Gardening and Technology - Part 5 - Software

Over the last few weeks, we've mostly looked at hardware technology for the garden. This week, we look at what kind of software is available to help you plan and track your growing plants.

Gardening and Technology - Part 4 - Irrigatia Solar Watering and Irrigation System

solar water pump for gardens and allotments

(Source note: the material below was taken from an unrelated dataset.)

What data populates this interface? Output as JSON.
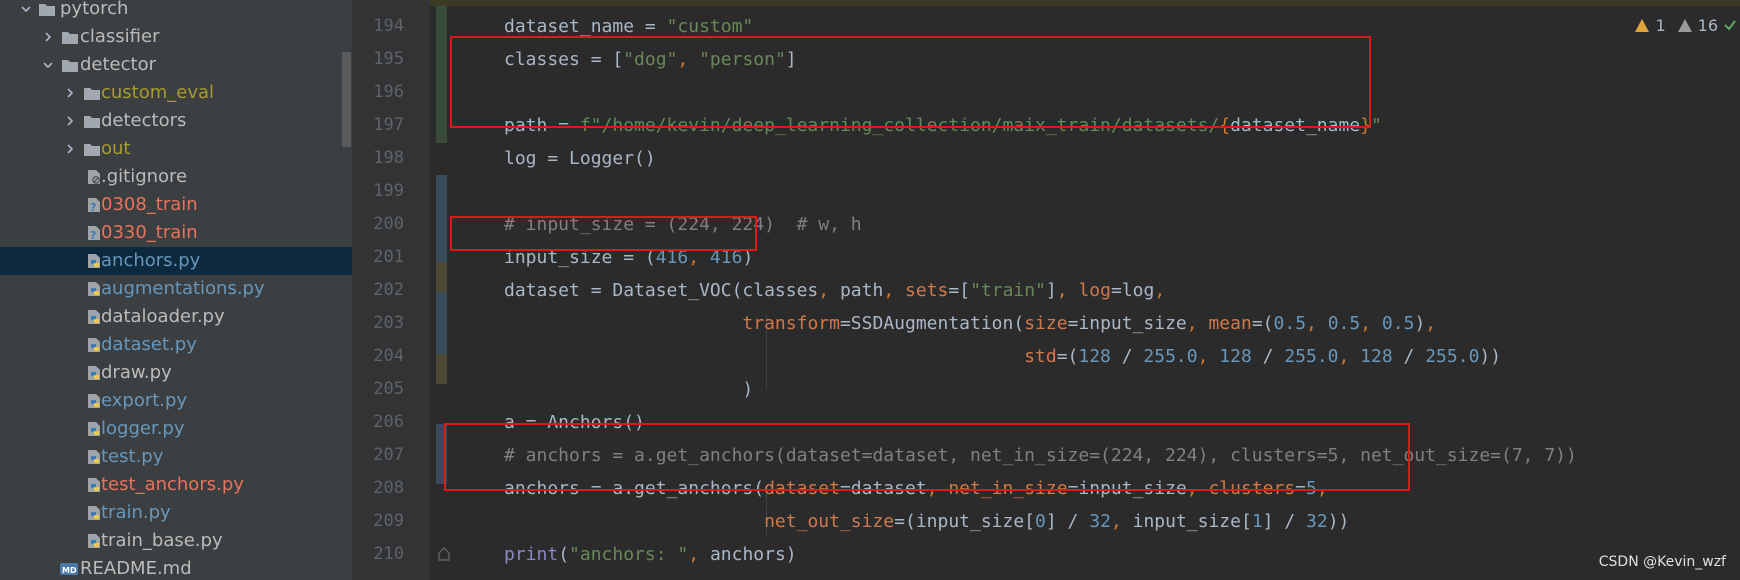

This is one of the coolest things I've ever seen in a gardening catalogue. The Irrigatia really impresses me and I quite want one for when I get my allotment, which in theory is imment. Compared to last week's and a fortnight ago's devices, this one seems like it actually really worth getting, especially if you live in a dry area. It's basically a little box of solar cells which is connected to a pump. You just pop it into your water butt or tank, and install the solar box on the wall. The manufacturer states that it will water every three hours, or as necessary. So, if it's really sunny, it'll water more often.

It comes with several drippers than can be spread out across your garden or allotment, and there is also a model that gives you longer pipes and even more drippers, if you've got a large area to look after.

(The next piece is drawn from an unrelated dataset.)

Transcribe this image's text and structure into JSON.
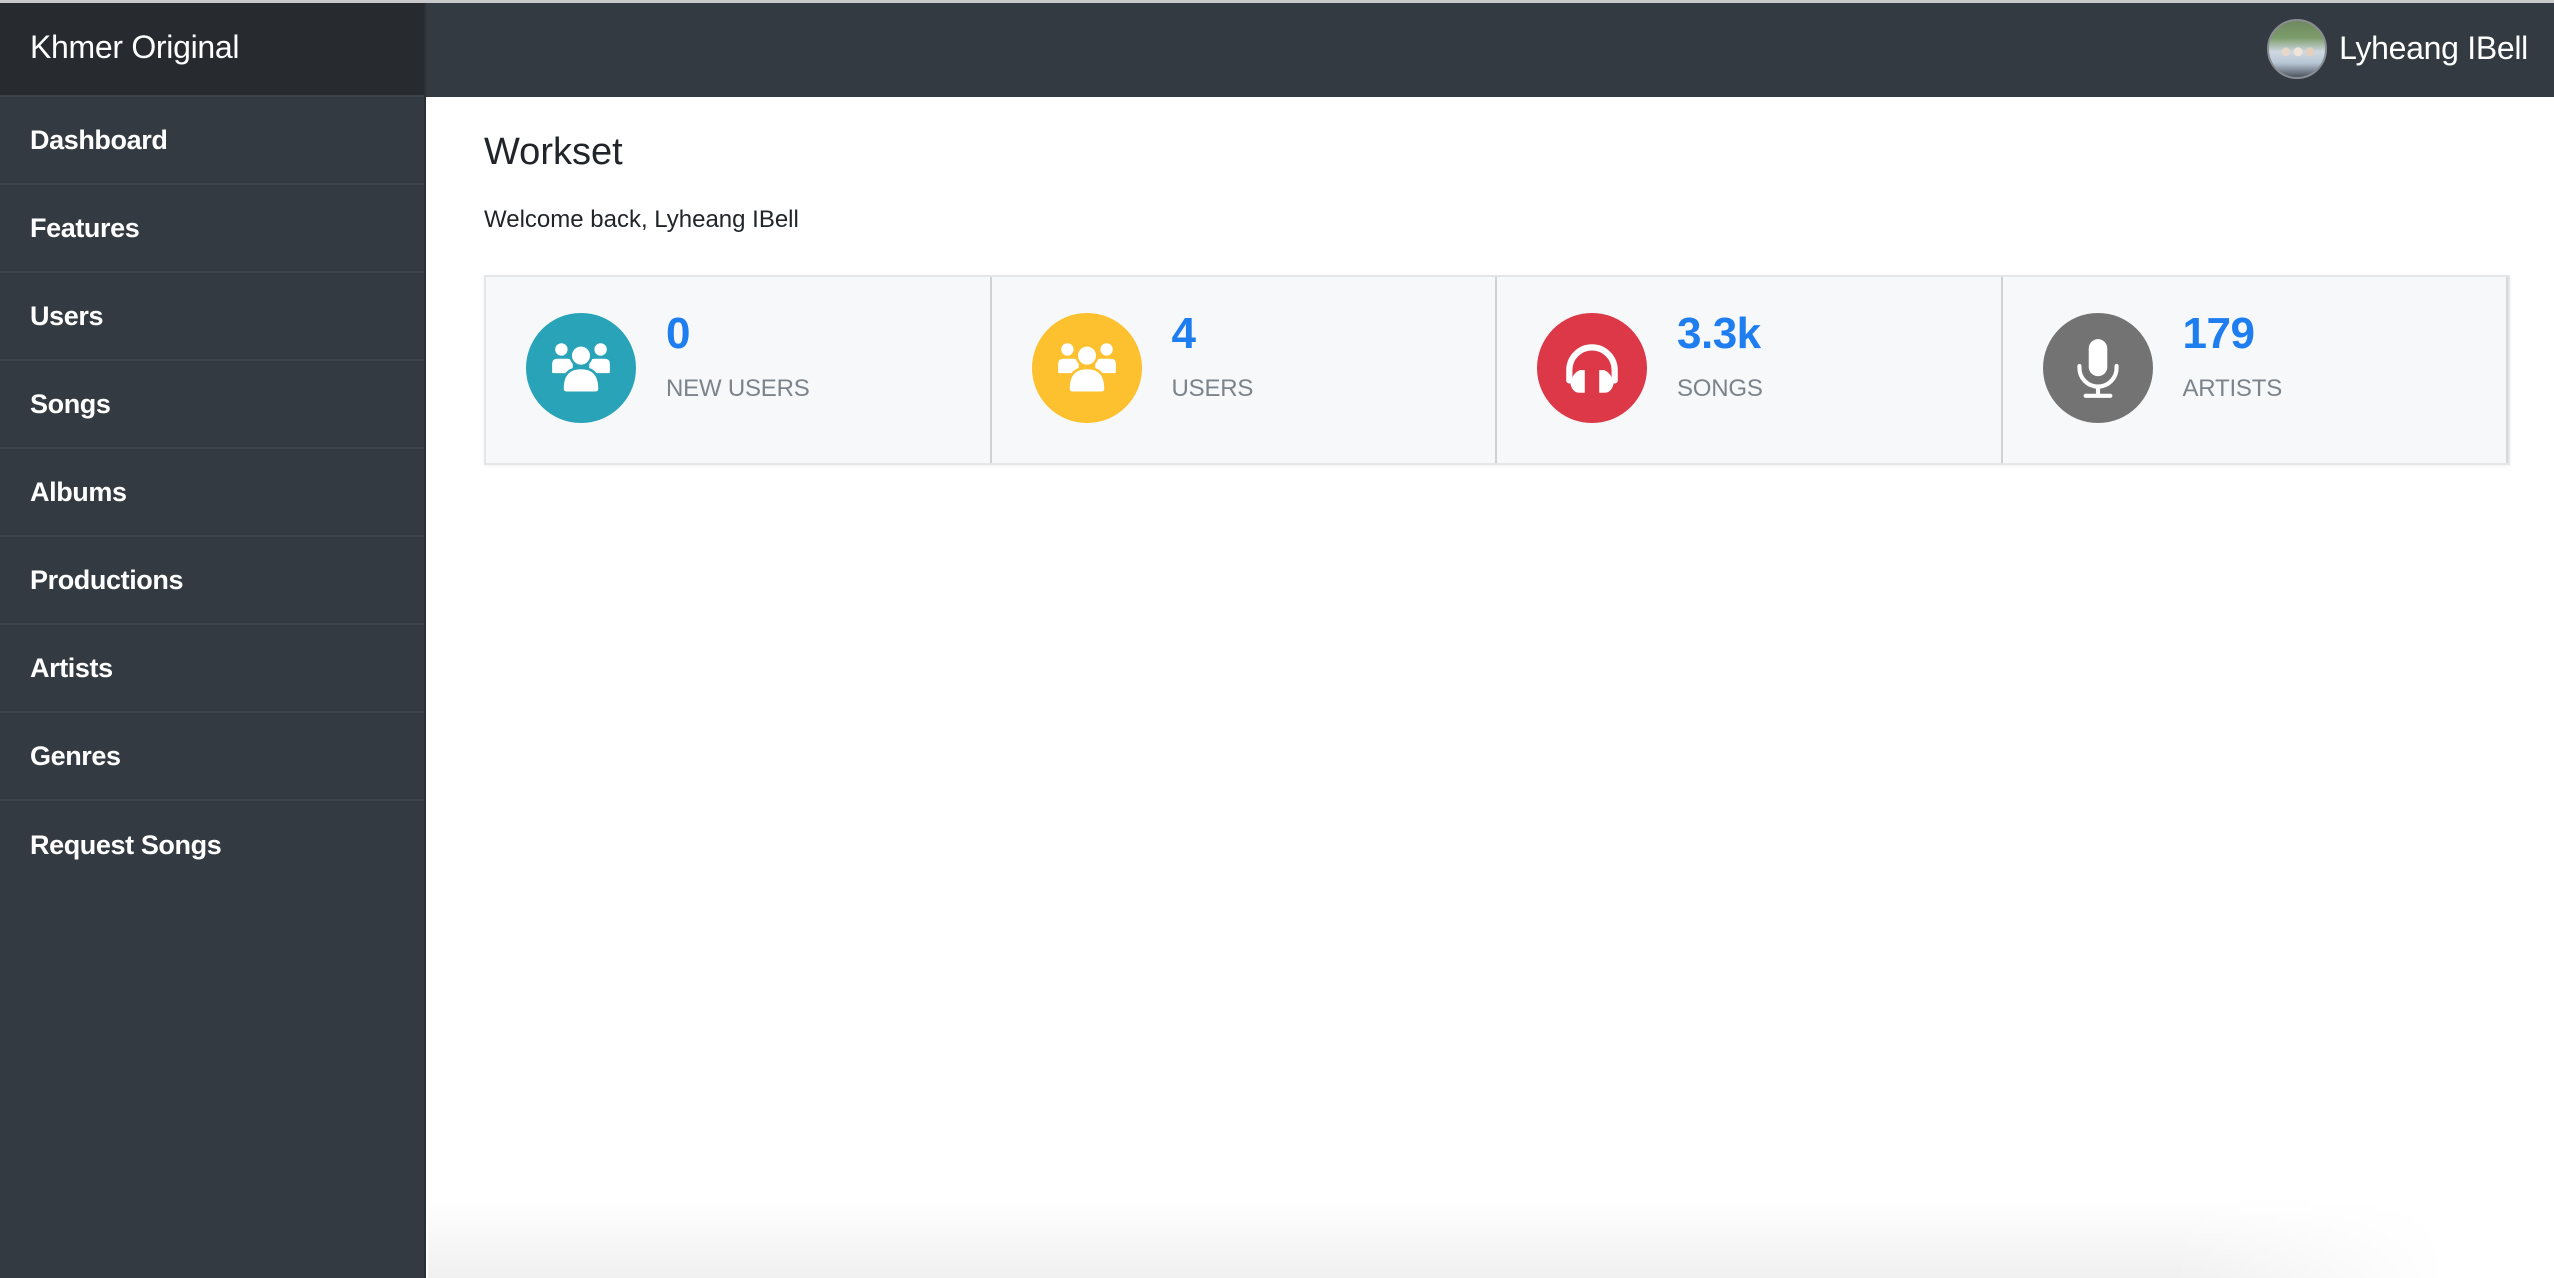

It's under £100, looks like it's pretty easy to install, and is free to run thanks to the solar power! What more could you ask for?

Vegan or Vegetarian Mixed Veg Soup

Every week, I get a vegetable and fruit delivery from Riverford. It is one of the highlights of my week, purely because it's like a surprise gift - you never quite know what you're going to get inside. They do tell you in advance on their website, but sometimes there are last minute changes. So, I look forward to the delivery and always enjoy coming up with some kind of creative first meal from the contents.

So I am going to make a soup. It'll be a vegetarian or vegan soup with as many of the veg that Riverford sent me as I can possibly fit into the pot. Super healthy and delicious! Here is what I made:

Vegan Curried Mixed Veg with Tangy Greens 'n' Beans

When you've got colours like these, you've probably got amazing flavour too. So, why bother adding meat or animal products to something so wonderful? I do like meat and butter, but for me, enjoyable food is very often more about an exciting combination of vegetables. Here we have the sweet and crunchy small carrots, the nutty and satisfying flavour as well as the eye-catching  multicoloured turnips. What better to balance them than a savoury green courgette and...

Gardening and Technology - Part 3 - Koubachi Wi-Fi Plant Sensor (Indoor and Outdoor)

wireless plant sensor device

outdoor wireless plant sensor device

Following on from last week's sensor gadget, the Lapka Personal Environment Monitor, this week we are looking at the Koubachi plant sensors. There are two models - an indoor and an outdoor. Both do the same job, which is to:

  • measure soil moisture
  • measure temperature
  • measure light intensity
  • send you the information wirelessly
  • alert you to the plant's needs
They connect wirelessly to an iPhone or Mac, or apparently a Windows computer according to a reviewer on Amazon, although there is nothing on Koubachi's website about that. 

When I first saw these, I thought: 'WOW! That is cool!'. However, as you might have guessed, I am now thinking otherwise...

A Lunch I Never Tire of

If I have ingredients like these in stock, I very often default to making this delicious soup for lunch. I am one who loves variety, but for some reason, this soup is just always satisfying, always tasty, and I never get bored of it. I just ate it for the third or fourth time this week... and it is so simple and quick, yay! The fattiness of the egg, the slipperyness of the noodles, the crunchiness of the vegetables - it's such a great combination.


Miso paste (1tsp)
An egg
Spring onions/scallions
Garlic (1 small clove, chop it up very small)
Red pepper (or something else colourful, like a carrot)
Soy sauce
A little butter or cooking oil (about half a tsp)
Chilli powder or black pepper
250-300ml of boiling water

Optional: side selection of pickled and preserved vegetables

How to make it: